Here's the story of AKAP participant, David S.
I was born as Il Young Chang in South Korea sometime around April of 1969. I was dropped off as a baby in a basket across the street from an orphanage on Cheju do Island that specialized in adoptions for military families.
I was adopted at 2 years old to a career Navy seaman and his Filipino wife. I grew up in Southern California and Southern Oregon most of my adolescence. Throughout most of my early childhood, I was abused by my mother, both physically and emotionally. She had undiagnosed / untreated Bipolar Disorder.
I grew up thinking that I was my mother's natural son, even though kids called me "Jap" and "Chink" (mostly in Southern Oregon where I was only one of three Asian students).
I never knew the truth until I turned 12 years old.
My father drove me to Portland to get my naturalization papers and when he was asked if he was my natural father, he simply replied, "No." and didn't even look at me. The drive home was long and we never spoke of it again until I was 20 years old.

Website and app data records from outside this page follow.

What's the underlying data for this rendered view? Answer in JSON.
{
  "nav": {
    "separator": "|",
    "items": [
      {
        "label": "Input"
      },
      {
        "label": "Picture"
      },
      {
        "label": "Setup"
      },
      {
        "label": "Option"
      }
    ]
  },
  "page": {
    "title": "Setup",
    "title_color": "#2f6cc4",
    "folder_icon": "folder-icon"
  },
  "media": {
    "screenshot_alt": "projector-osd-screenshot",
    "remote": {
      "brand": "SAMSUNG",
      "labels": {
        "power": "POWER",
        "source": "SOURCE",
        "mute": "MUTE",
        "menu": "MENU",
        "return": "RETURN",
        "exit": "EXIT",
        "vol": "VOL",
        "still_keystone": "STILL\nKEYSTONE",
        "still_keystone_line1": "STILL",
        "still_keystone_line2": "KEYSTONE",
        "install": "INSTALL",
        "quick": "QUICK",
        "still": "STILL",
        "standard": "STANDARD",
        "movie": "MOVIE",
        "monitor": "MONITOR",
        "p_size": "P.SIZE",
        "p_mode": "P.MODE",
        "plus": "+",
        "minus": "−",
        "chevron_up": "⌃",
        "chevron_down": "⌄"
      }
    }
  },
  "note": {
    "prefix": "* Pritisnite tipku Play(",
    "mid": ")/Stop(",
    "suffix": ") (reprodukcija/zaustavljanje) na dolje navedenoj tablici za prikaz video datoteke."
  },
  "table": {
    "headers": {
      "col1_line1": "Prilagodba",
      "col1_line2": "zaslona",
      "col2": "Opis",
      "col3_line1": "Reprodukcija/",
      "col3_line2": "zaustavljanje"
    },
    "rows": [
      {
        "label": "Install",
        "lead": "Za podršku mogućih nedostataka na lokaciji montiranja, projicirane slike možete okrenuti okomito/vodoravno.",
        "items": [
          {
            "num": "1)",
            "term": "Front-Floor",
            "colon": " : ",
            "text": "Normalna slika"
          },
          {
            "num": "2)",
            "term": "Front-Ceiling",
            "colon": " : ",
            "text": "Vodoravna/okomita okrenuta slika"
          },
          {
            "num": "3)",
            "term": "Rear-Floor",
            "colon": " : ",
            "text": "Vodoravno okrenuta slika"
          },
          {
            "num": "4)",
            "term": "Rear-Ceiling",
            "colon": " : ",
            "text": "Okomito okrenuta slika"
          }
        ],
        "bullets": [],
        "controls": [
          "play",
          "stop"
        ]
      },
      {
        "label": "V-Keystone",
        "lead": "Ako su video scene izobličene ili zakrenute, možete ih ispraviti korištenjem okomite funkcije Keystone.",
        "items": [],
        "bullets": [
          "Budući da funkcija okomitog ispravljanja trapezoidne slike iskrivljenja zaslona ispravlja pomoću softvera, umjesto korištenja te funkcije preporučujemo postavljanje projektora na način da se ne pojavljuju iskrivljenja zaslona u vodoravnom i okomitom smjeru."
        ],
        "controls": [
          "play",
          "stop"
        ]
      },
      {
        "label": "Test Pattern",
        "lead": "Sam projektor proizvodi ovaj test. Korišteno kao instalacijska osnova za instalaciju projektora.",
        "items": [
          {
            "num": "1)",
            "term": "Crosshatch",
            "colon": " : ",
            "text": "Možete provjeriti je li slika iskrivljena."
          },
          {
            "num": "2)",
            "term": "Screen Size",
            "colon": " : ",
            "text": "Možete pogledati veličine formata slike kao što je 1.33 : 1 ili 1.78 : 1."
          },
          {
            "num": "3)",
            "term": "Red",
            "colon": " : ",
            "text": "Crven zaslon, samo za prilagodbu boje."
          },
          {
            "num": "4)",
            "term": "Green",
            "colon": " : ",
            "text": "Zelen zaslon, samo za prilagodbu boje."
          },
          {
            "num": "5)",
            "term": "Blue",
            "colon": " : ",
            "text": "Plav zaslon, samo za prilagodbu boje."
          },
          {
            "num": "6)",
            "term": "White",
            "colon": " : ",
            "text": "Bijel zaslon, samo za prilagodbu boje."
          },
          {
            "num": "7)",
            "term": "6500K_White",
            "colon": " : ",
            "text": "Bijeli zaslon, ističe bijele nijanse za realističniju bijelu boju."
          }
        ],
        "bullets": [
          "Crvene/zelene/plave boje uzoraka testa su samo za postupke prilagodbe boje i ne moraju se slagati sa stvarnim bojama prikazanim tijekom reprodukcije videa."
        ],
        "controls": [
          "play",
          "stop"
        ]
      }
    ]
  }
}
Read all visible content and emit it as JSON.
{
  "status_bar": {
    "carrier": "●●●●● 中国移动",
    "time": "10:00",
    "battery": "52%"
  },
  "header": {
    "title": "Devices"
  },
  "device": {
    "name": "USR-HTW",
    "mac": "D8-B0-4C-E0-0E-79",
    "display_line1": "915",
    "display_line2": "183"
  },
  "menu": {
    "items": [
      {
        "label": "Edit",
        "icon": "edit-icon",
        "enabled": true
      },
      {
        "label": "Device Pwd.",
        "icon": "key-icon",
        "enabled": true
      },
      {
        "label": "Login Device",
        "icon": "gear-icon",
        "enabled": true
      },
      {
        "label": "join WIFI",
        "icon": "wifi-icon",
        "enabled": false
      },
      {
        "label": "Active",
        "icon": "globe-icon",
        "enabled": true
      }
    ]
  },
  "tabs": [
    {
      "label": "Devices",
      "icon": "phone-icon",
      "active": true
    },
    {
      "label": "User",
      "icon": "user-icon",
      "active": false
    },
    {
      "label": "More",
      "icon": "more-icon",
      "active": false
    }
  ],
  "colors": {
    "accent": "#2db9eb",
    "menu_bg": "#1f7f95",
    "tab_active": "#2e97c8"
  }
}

My father gave me my adoption papers when I got out of active duty from the U.S. Army. He said, "Here, you might need these." He was reluctant to speak of it and my mother never could tell the truth about anything.
Adult to Now
Since then, I have worked over 30 different jobs and finally got my Bachelor's Degree in Business Management. I got a decent job at a local non-profit in Portland and have been there for the past 16 years. I got married, stayed married, and had two daughters (one who is 21 years old and one who is nearly 15 years old).
In 2003, I was deployed to Iraq while serving in the Army National Guard. I survived the deployment, but my past was stirred up and it resulted in a complex PTSD service-connected disability. Sometimes I feel like the depression and anxiety will be the end of me. I struggle with intimacy and connection with others, including my family.
Being adopted, I think I missed out on learning what real connection is—like what you would get from a loving mother and father.
My parents did the best they could, but they failed to provide good examples of healthy loving relationships.
I submitted my DNA sample, but I haven't received any leads regarding birth mother or father.
Part of me wants to know, part of me doesn't.
I feel like despite all this, I'm still a success story and I've made the best of my life. I could have easily ended up as a homeless street urchin in South Korea, shunned all my life.
Sharing your story
We've opened up the opportunity to our community to share their Korean adoptee experience and personal story. As we share these stories, we hope that more people feel like they belong, they are not alone, and that they have a story worth sharing.
Want to share your story? Let us know!